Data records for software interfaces
#####

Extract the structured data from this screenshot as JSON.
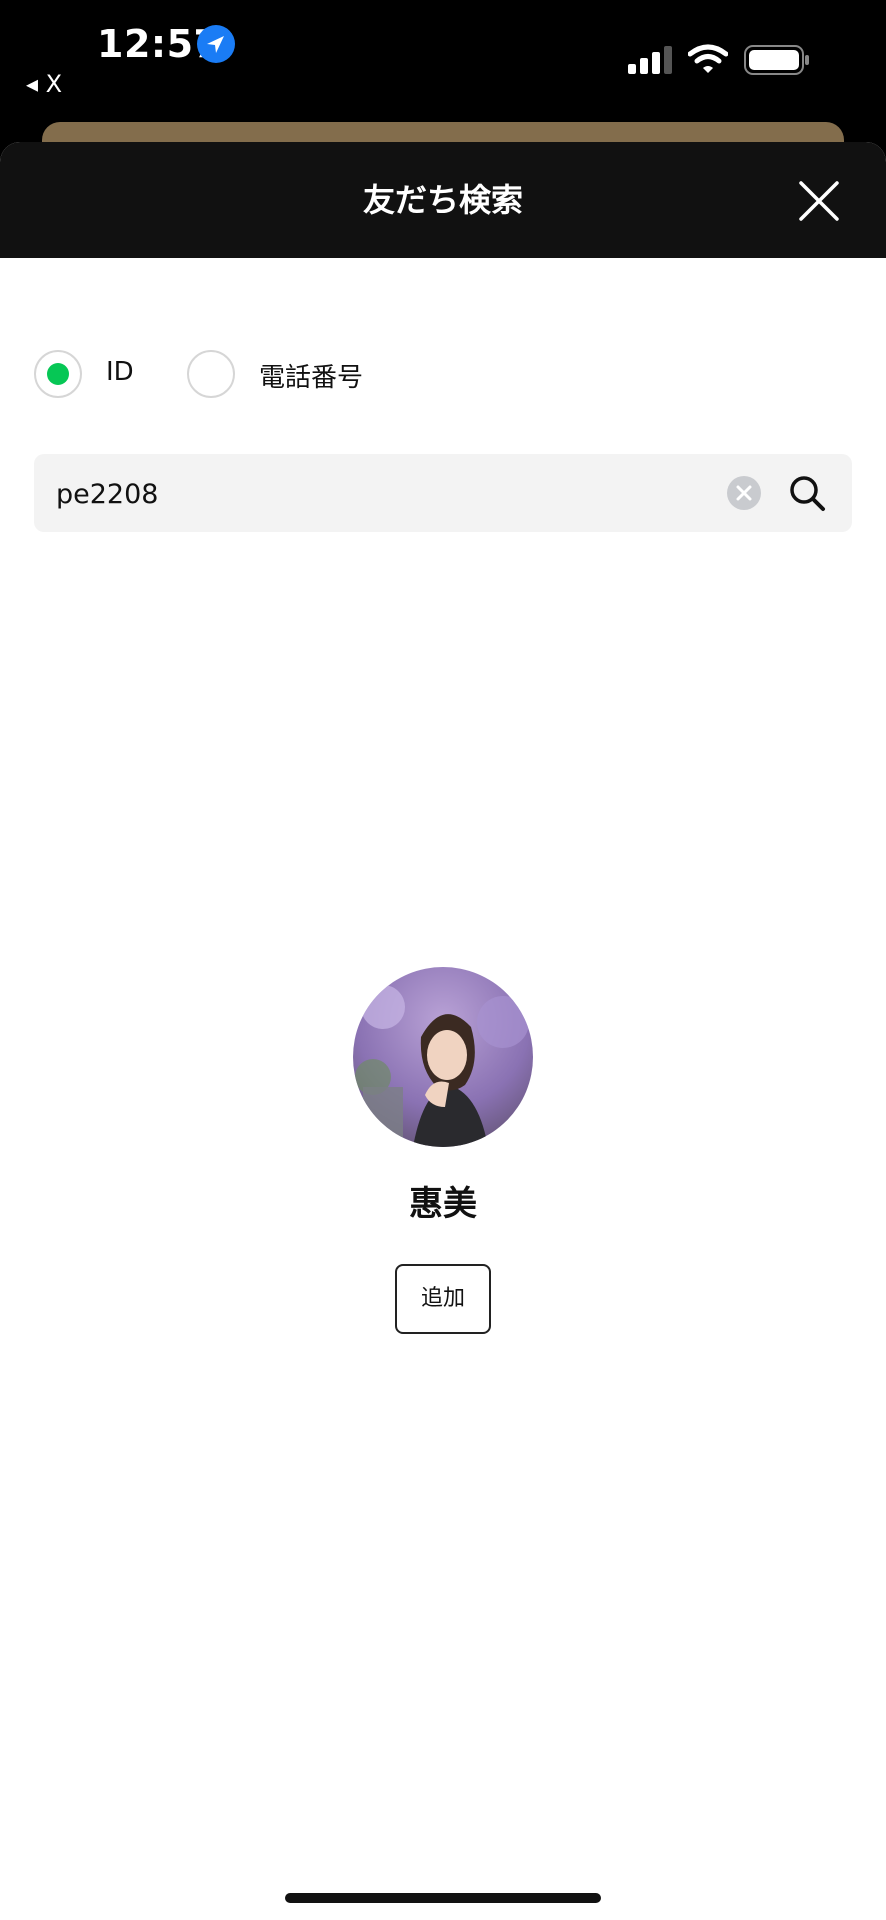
{
  "status_bar": {
    "time": "12:57",
    "back_app_label": "◂ X",
    "icons": [
      "location-arrow-icon",
      "signal-icon",
      "wifi-icon",
      "battery-icon"
    ]
  },
  "header": {
    "title": "友だち検索",
    "close_icon": "close-icon"
  },
  "search_type": {
    "options": [
      {
        "label": "ID",
        "selected": true
      },
      {
        "label": "電話番号",
        "selected": false
      }
    ],
    "selected_color": "#06c755"
  },
  "search": {
    "value": "pe2208",
    "clear_icon": "clear-icon",
    "search_icon": "search-icon"
  },
  "result": {
    "name": "惠美",
    "add_label": "追加",
    "avatar": "profile-photo"
  },
  "colors": {
    "accent": "#06c755",
    "header_bg": "#111111",
    "peek_card": "#8a7350"
  }
}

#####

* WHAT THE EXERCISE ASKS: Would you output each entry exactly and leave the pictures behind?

* WRITTEN SOLUTION:
Extract the structured data from this screenshot as JSON.
{
  "status_bar": {
    "time": "12:57",
    "back_app_label": "◂ X",
    "icons": [
      "location-arrow-icon",
      "signal-icon",
      "wifi-icon",
      "battery-icon"
    ]
  },
  "header": {
    "title": "友だち検索",
    "close_icon": "close-icon"
  },
  "search_type": {
    "options": [
      {
        "label": "ID",
        "selected": true
      },
      {
        "label": "電話番号",
        "selected": false
      }
    ],
    "selected_color": "#06c755"
  },
  "search": {
    "value": "pe2208",
    "clear_icon": "clear-icon",
    "search_icon": "search-icon"
  },
  "result": {
    "name": "惠美",
    "add_label": "追加",
    "avatar": "profile-photo"
  },
  "colors": {
    "accent": "#06c755",
    "header_bg": "#111111",
    "peek_card": "#8a7350"
  }
}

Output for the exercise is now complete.